**How to complete this task:**
Read through the records below and copy each line that uses the word "content".

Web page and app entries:

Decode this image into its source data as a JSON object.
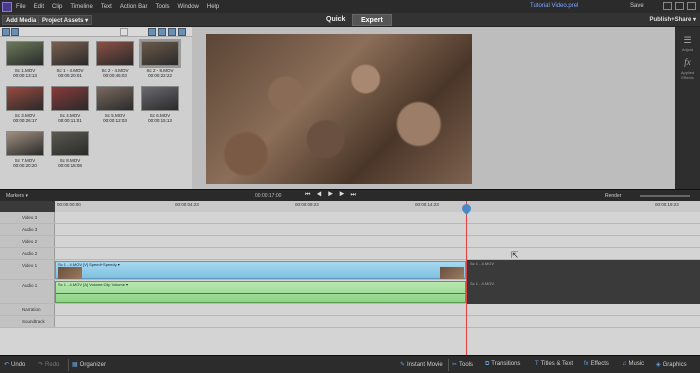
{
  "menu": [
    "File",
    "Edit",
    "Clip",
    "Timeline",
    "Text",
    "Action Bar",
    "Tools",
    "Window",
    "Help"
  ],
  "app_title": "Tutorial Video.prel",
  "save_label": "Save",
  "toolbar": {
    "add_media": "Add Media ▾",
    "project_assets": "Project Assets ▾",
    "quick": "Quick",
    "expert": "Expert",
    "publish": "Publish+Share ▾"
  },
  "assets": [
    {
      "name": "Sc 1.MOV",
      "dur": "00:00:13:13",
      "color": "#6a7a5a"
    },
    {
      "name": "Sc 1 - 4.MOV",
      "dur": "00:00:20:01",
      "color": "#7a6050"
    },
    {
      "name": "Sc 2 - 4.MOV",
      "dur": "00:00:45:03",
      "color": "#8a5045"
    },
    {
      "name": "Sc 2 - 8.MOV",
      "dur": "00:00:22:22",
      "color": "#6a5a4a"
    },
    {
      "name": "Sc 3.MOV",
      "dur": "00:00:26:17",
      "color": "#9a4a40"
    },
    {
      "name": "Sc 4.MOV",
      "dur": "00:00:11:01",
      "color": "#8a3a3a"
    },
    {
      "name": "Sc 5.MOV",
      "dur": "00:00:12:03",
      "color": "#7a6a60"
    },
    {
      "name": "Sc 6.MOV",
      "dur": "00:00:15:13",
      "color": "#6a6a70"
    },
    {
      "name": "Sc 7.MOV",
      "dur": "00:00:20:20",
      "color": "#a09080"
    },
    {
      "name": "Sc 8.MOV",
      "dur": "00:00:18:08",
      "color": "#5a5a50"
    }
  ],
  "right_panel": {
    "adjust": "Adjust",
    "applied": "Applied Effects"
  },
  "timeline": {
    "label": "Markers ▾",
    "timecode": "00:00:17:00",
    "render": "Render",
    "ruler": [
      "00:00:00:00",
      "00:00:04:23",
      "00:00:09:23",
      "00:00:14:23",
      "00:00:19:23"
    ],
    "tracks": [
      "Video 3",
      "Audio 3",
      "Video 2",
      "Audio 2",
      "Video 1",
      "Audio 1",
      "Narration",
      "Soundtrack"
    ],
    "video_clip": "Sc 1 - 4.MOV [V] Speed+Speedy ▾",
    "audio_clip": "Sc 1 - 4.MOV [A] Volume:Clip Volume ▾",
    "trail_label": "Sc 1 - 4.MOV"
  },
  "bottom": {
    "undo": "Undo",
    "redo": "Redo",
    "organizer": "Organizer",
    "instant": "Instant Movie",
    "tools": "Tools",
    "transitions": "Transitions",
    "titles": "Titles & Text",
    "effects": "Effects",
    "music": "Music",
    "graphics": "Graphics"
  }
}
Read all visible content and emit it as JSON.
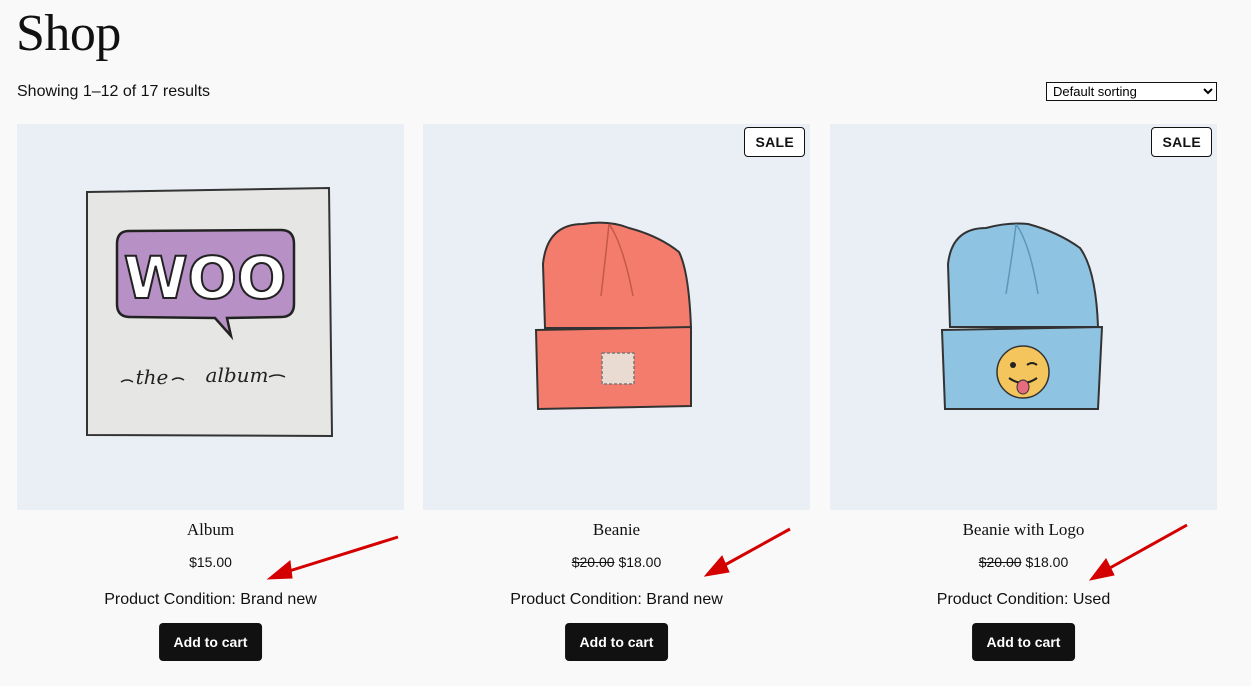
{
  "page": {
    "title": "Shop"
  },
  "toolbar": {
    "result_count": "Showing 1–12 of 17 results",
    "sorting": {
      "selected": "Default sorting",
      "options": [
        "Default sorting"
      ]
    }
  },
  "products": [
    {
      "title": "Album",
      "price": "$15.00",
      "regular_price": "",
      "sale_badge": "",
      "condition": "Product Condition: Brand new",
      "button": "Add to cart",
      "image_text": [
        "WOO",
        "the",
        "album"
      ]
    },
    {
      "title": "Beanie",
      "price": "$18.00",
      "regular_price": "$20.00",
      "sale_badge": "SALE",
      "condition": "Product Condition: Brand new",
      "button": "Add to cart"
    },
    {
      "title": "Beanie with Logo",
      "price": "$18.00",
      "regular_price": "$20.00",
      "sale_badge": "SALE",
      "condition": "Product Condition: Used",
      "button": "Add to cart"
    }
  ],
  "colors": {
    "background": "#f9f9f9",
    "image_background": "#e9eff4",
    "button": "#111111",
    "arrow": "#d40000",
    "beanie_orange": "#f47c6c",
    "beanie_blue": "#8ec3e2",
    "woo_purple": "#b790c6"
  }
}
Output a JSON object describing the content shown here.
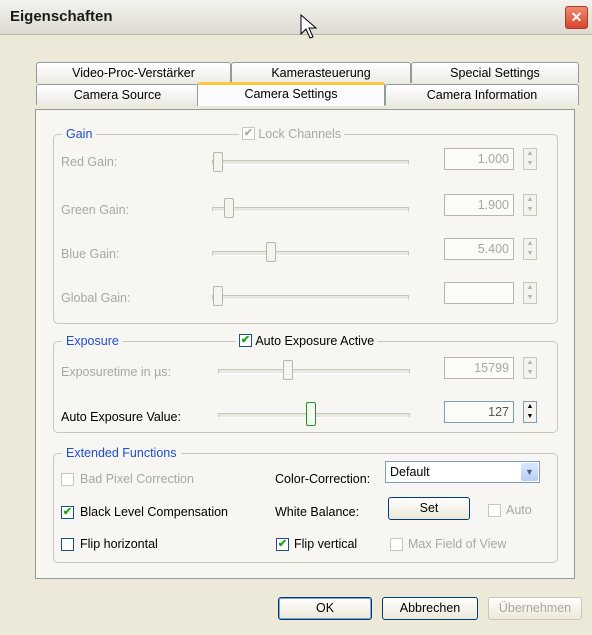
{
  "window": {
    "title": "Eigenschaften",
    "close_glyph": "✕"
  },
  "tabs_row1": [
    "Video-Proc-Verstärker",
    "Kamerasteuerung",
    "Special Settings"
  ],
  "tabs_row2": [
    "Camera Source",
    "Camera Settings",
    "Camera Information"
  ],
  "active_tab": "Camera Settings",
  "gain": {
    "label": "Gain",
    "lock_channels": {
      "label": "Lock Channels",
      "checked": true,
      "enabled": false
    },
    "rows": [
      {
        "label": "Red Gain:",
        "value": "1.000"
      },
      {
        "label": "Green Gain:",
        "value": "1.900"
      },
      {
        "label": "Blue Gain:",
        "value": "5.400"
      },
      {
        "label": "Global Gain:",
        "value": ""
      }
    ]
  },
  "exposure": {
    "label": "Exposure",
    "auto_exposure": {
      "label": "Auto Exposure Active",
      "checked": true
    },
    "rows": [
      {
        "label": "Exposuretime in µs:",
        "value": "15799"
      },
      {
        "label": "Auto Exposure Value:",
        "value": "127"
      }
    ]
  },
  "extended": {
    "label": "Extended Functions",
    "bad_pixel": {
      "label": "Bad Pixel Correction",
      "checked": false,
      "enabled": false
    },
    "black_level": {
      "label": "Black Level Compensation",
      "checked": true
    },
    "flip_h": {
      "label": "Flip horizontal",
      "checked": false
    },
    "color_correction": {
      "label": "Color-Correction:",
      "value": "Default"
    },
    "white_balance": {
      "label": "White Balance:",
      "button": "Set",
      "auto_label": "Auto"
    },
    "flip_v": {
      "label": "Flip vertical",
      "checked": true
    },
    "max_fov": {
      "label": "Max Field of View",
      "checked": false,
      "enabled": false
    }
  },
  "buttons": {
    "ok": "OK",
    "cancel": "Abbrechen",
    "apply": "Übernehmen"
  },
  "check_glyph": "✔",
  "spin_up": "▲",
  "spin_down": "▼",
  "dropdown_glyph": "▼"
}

**Your solution:**
Read all visible content and emit it as JSON.
Output a JSON object describing the content shown here.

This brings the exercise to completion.